Title: New Material
Cast: Riaad Moosa, Joey Rasdien, Vincent Ebrahim, Denise Newman, Carishma Basday, Zakeeya Patel, Rajesh Gopie and Schalk Bezuidenhout
Director: Craig Freimond
THE sequel to Riaad Moosa’s 2012 award-winning film, Material, has opened at cinemas.
Titled New Material, in this instalment we see the story of emerging comedian Cassim Kaif (Moosa) carried forward as the rising star attempts to balance his burgeoning stand-up comedy career with family responsibilities and close friendships.
In the first film, Cassim navigated fulfilling his dream of becoming a stand-up comedian and his relationship with his father Ebrahim (Vincent Ebrahim), who had a dream of his own – for his son to take over the family business.
In New Material the young Muslim comic’s career is taking off but he finds himself juggling additional challenges: in his marriage and as a father, with his ageing parents, and with his best friend-cum-agent, Yusuf (Joey Rasdien).
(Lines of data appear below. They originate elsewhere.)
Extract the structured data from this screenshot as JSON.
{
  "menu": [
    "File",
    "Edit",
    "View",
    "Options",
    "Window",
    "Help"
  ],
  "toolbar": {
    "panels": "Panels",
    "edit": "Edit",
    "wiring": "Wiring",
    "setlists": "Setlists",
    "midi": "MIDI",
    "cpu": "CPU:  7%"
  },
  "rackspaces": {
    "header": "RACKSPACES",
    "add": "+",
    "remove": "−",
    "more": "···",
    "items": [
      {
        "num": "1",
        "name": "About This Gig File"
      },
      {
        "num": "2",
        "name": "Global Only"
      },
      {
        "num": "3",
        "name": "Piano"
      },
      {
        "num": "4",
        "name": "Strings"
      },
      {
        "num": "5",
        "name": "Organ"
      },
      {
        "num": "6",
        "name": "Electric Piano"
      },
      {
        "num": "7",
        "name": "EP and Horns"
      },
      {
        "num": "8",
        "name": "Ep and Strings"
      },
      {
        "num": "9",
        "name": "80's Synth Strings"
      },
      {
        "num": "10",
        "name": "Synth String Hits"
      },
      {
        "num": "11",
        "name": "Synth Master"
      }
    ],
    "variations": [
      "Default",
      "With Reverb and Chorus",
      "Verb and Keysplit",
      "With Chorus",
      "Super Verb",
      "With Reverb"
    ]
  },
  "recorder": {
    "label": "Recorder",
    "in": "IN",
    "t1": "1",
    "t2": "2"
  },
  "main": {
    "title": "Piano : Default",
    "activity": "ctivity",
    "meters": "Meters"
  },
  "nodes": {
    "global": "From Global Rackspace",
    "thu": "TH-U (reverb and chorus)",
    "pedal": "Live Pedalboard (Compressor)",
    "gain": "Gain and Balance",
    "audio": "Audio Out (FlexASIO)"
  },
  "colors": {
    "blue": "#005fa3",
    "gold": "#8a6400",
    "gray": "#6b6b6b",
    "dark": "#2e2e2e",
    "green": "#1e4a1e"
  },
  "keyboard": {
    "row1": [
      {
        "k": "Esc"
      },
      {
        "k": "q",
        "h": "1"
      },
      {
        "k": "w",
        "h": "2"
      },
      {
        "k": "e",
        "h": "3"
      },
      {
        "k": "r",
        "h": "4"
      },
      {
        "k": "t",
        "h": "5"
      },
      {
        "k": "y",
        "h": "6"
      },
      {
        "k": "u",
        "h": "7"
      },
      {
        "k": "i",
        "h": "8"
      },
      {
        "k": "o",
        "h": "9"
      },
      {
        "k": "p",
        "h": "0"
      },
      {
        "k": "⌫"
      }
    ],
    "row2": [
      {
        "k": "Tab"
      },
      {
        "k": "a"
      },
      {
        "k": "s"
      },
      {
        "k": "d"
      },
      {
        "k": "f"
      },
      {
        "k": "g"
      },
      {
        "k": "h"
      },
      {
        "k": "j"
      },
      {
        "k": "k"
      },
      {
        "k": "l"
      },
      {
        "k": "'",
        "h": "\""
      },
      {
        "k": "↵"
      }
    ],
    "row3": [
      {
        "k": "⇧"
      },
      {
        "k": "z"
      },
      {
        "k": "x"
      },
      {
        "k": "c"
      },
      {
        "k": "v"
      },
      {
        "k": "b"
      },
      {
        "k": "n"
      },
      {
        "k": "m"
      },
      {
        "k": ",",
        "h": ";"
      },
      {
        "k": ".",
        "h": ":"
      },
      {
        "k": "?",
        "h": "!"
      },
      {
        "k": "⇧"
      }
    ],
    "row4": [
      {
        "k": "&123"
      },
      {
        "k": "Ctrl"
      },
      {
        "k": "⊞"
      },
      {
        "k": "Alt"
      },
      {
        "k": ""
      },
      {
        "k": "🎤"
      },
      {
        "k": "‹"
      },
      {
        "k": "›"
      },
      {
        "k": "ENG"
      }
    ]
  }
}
Yusuf has arranged a national tour for Cassim but he struggles to keep his head above water on the management front, particularly with businessman and tour sponsor Shabir Sulabie (Rajesh Gopie), who keeps demanding more bang for his buck.
Added to the mix is an opportunity for Cassim to take his brand of comedy overseas, which lands him at the crossroads of his career with some difficult choices to make.
Set in Fordsburg, Joburg, screenwriters Craig Freimond (also the director), and Moosa have done a commendable job of amalgamating this coming-of-age story with that of the history of this area. An enlightening move on their part.
Laced with themes of community and heritage, the plot of New Material takes one man’s story and turns it into a universal tale that is relatable.
On the cinematography front, Kabelo Thathe’s work has complemented the writer’s efforts with key scenes and locations captured in a manner that transports the viewer into this personal story.
To comment on each actor's performance would be an injustice to this team’s effort – the keyword being team. From the start to the end, the star cast puts their hearts into their respective characters and their performances are felt from a viewer's perspective.
Expect to laugh and cry as this film is loaded with funny moments and those that tug at the heartstrings.
A bonus – as with the first film – is that there are a number of scenes that feature parts of sets by some of South Africa’s leading stand-up comedians.
And even if they are not captured on stage, they are weaved into the storyline, performing supporting roles within the film.
The Covid-19 pandemic has delayed the cinema release of many films.
That New Material has landed on the big screen now when we are in festive/family season, is providential. It is befitting for family viewing (10 – 12 PG), with the added opportunity to share some of South Africa’s heritage and history with younger viewers.